§ WORK REQUEST
Throughout the listing below, show every line in which "仙桃市住房公积金管理中心" occurs.

§ PROVIDED DATA

————

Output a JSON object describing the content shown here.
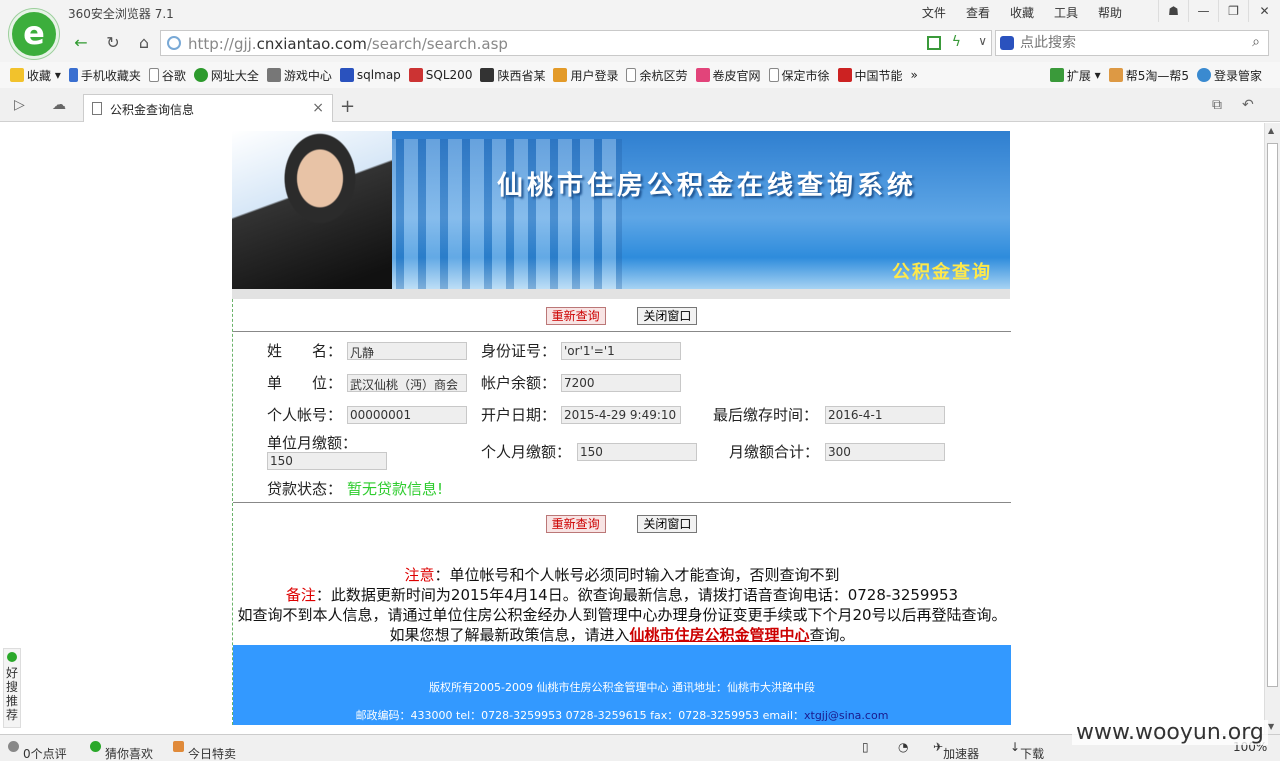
{
  "browser": {
    "app_name": "360安全浏览器 7.1",
    "menus": [
      "文件",
      "查看",
      "收藏",
      "工具",
      "帮助"
    ],
    "url_prefix": "http://gjj.",
    "url_domain": "cnxiantao.com",
    "url_path": "/search/search.asp",
    "search_placeholder": "点此搜索",
    "bookmarks": [
      "收藏",
      "手机收藏夹",
      "谷歌",
      "网址大全",
      "游戏中心",
      "sqlmap",
      "SQL200",
      "陕西省某",
      "用户登录",
      "余杭区劳",
      "卷皮官网",
      "保定市徐",
      "中国节能"
    ],
    "bookmarks_right": [
      "扩展",
      "帮5淘—帮5",
      "登录管家"
    ],
    "tab_title": "公积金查询信息"
  },
  "page": {
    "banner_title": "仙桃市住房公积金在线查询系统",
    "banner_sub": "公积金查询",
    "btn_requery": "重新查询",
    "btn_close": "关闭窗口",
    "labels": {
      "name": "姓　　名：",
      "idcard": "身份证号：",
      "unit": "单　　位：",
      "balance": "帐户余额：",
      "account": "个人帐号：",
      "open_date": "开户日期：",
      "last_pay": "最后缴存时间：",
      "unit_monthly": "单位月缴额：",
      "personal_monthly": "个人月缴额：",
      "monthly_total": "月缴额合计：",
      "loan_status": "贷款状态："
    },
    "values": {
      "name": "凡静",
      "idcard": "'or'1'='1",
      "unit": "武汉仙桃（沔）商会",
      "balance": "7200",
      "account": "00000001",
      "open_date": "2015-4-29 9:49:10",
      "last_pay": "2016-4-1",
      "unit_monthly": "150",
      "personal_monthly": "150",
      "monthly_total": "300",
      "loan_status": "暂无贷款信息!"
    },
    "notes": {
      "note_label": "注意",
      "note_text": "：单位帐号和个人帐号必须同时输入才能查询，否则查询不到",
      "remark_label": "备注",
      "remark_text": "：此数据更新时间为2015年4月14日。欲查询最新信息，请拨打语音查询电话：0728-3259953",
      "line3": "如查询不到本人信息，请通过单位住房公积金经办人到管理中心办理身份证变更手续或下个月20号以后再登陆查询。",
      "line4_pre": "如果您想了解最新政策信息，请进入",
      "line4_link": "仙桃市住房公积金管理中心",
      "line4_post": "查询。"
    },
    "footer": {
      "line1": "版权所有2005-2009 仙桃市住房公积金管理中心 通讯地址：仙桃市大洪路中段",
      "line2": "邮政编码：433000 tel：0728-3259953 0728-3259615 fax：0728-3259953 email：",
      "email": "xtgjj@sina.com"
    }
  },
  "side_widget": "好搜推荐",
  "status": {
    "comments": "0个点评",
    "guess": "猜你喜欢",
    "deals": "今日特卖",
    "accelerator": "加速器",
    "download": "下载",
    "zoom": "100%"
  },
  "watermark": "www.wooyun.org"
}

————

§ RESULT BELOW
      "line4_link": "仙桃市住房公积金管理中心",
      "line1": "版权所有2005-2009 仙桃市住房公积金管理中心 通讯地址：仙桃市大洪路中段",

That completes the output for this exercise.